Why?? More on that later…
Analysis Questions:
1. Parallel Circuits: Each bulb has a
DIRECT connection to the battery and is
therefore INDEPENDENT of the other
bulbs. Adding additional bulbs does NOT
change the brightness and removing one
bulb does NOT affect the others.
Series Circuits: There is only ONE path
for the current, so each bulb is
DEPENDENT on the other bulbs. Adding
additional bulbs causes ALL the bulbs to
dim because they must share the battery’s
power. Also, removing one bulb causes
ALL the bulbs to go out.
Christmas Tree Lights:
 A little History...
The original lights (over 40
years old!) were made in
 parallel
________. Each bulb was a 5
to 10 Watt bulb (similar to what
you find in a “night light”) that
required 120 V. They aren’t
used anymore because they
consume LOTS of power and
generate LOTS of heat
(dangerous and expensive!)
Mini-Lights: Introduced in the 1970’s
Only 2.5 Volts were required to light
the bulbs! How can that work? They
were wired in ______, so the 120 V
                series
was “shared” among the bulbs, BUT
the obvious disadvantage is that
when one bulb burns
out, they all go out!! Grrr…
Today’s standard mini-lights are still
wired in series, but when a bulb burns
out, the OTHERS STAY LIT!! How??
                  shunt
                                     Demo with
                                     Colored
                                     Strand of
                          filament   MiniLights

Each bulb contains a shunt wire wired in
_______ with the filament. If the filament
  parallel
burns out, the current will still run through
the shunt so the rest of the strand can stay
lit. What happens if a bulb is removed?
The shunt wire contains a coating that
gives it fairly high resistance until the
filament fails. This keeps most of the
current from going through the shunt
wire initially. When the filament fails,
heat caused by all the current that is
now flowing through the shunt burns off
the coating and reduces the shunt's
resistance.

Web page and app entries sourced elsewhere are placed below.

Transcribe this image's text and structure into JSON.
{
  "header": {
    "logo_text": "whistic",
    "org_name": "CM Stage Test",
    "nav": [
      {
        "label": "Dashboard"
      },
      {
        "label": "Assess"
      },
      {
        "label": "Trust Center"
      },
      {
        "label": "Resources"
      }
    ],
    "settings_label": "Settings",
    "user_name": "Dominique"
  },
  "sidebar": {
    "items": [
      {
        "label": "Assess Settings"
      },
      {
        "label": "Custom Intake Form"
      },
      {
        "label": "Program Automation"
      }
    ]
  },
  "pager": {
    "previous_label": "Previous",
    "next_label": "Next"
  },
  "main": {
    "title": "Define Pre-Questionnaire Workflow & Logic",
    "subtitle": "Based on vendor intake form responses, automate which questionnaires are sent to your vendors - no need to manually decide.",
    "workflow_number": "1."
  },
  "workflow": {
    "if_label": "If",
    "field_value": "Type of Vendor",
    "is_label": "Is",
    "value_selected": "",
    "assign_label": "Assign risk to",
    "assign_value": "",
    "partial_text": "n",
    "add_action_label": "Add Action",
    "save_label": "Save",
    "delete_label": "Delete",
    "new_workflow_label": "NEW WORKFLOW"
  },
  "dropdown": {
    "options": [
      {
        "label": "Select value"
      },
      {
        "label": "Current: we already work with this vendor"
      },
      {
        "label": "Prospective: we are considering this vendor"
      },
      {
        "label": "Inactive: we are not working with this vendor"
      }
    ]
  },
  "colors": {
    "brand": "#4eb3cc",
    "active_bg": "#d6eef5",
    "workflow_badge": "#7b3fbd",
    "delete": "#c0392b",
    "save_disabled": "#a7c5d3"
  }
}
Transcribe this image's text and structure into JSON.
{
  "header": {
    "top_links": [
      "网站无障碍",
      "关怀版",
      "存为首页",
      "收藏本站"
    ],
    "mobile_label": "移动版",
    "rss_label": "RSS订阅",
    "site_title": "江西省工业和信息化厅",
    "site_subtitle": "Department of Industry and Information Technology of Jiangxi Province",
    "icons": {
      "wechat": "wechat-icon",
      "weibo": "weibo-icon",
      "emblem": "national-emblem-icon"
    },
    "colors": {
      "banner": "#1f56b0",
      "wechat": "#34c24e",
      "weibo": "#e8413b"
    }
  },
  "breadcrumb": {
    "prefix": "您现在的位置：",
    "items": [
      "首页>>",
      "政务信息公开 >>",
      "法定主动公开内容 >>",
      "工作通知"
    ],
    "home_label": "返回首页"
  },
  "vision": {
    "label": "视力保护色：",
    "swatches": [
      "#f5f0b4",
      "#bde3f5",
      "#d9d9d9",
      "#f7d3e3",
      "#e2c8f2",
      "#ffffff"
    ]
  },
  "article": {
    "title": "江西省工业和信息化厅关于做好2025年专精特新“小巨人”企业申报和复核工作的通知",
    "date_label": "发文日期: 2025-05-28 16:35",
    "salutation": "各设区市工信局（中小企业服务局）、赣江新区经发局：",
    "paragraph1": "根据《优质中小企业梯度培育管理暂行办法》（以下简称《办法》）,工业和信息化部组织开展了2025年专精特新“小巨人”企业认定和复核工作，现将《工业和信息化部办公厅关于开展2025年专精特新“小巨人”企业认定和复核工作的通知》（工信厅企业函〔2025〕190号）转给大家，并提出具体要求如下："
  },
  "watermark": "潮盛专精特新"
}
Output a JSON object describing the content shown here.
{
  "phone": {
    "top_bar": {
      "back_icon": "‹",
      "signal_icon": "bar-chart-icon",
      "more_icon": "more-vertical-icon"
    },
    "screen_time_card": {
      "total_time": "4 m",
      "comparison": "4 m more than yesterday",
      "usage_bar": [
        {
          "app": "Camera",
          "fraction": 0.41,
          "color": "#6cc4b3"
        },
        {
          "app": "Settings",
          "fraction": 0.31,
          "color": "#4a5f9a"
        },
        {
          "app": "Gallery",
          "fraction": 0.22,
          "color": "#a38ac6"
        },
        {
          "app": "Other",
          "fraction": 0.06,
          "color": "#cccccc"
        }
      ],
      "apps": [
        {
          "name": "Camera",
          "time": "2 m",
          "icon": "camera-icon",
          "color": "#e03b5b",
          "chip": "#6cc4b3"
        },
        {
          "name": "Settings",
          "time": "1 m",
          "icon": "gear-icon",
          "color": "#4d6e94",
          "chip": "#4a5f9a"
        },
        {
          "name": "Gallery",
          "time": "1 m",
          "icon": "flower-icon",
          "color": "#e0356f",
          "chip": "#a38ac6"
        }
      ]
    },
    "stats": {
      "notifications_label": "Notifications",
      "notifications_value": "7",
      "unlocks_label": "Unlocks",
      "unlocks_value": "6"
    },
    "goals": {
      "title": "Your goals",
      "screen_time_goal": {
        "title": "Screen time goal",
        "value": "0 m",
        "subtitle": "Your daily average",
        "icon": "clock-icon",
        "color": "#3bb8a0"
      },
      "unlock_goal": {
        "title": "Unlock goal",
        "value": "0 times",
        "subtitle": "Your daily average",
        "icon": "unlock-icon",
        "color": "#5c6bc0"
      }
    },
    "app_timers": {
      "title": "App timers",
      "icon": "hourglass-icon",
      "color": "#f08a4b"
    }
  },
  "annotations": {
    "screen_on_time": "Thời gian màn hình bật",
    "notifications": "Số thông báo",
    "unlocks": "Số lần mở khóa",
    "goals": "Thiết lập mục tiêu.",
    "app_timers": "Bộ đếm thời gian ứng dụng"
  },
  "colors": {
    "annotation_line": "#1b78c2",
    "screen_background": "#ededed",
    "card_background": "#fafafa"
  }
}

If the resistance didn’t drop,
the other lights would dim.
 A closer look at the wires of a strand…



What is the purpose of the 3rd wire?
There’s typically a plug at the end of a
strand, so it’s used when plugging in another
strand. Then the 2nd strand will have its own
circuit, and the lights won’t dim.
WARNING: Don’t plug in too many strands
“back-to-back”.
Some strands have multiple circuits already
“built-in”. Every other (or in some cases,
every 3rd or 4th) bulb is on the same circuit…
An example of 2 circuits (every other bulb
on same circuit):




  The # of wires is always one
  more than the number of circuits.
 Demo: Four circuit light strand
BLINKING LIGHTS… From HOWSTUFFWORKS.COM:
“There are two different techniques that are used to
create blinking lights. One is crude and the other is
sophisticated. The crude method involves the installation
of a special blinker bulb at any position in the strand.
A typical blinker bulb is shown at right….

The extra piece of metal at the top is a bi-metallic strip (see How Thermometers Work
for details on bi-metallic strips). The current runs from the strip to the post to light the
filament. When the filament gets hot, it causes the strip to bend, breaking the current
and extinguishing the bulb. As the strip cools, it bends back, reconnects the post and re-
lights the filament so the cycle repeats. Whenever this blinker bulb is not lit, the rest of
the strand is not getting power, so the entire strand blinks in unison. Obviously, these
bulbs don't have a shunt (if they did, the rest of the strand would not blink), so when the
blinker bulb burns out, the rest of the strand will not light until the blinker bulb is
replaced.
The more sophisticated light sets now come with 16-function controllers that can run
the lights in all sorts of interesting patterns. In these systems, you typically find a
controller box that is driving four separate strands of mini-bulbs. The four strands are
interleaved rather than being one-after-the-other. If you ever take one of the controller
boxes apart, you will find it is very simple. It contains an integrated circuit and four
transistors or triacs -- one to drive each strand. The integrated circuit simply turns on a
triac to light one of the four strands. By sequencing the triacs appropriately, you can
create all kinds of effects! Patent 4,215,277 is a good one to read if you want to learn
more about sequencers.”

				
DOCUMENT INFO